Interface dataset entries
☆ ☆ ☆ ☆ ☆ ☆ ☆

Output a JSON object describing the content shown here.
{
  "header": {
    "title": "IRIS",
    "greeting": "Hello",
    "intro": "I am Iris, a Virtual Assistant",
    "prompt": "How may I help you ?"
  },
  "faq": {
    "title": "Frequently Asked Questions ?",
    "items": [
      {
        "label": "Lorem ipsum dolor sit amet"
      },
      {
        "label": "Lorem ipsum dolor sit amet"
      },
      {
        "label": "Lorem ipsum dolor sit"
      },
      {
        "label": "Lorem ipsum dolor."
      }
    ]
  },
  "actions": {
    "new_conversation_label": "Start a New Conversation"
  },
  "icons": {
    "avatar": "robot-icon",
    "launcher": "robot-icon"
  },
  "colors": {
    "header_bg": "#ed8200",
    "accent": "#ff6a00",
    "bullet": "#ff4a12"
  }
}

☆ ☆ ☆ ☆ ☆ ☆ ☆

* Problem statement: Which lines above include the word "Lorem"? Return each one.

* Written solution:
        "label": "Lorem ipsum dolor sit amet"
        "label": "Lorem ipsum dolor sit amet"
        "label": "Lorem ipsum dolor sit"
        "label": "Lorem ipsum dolor."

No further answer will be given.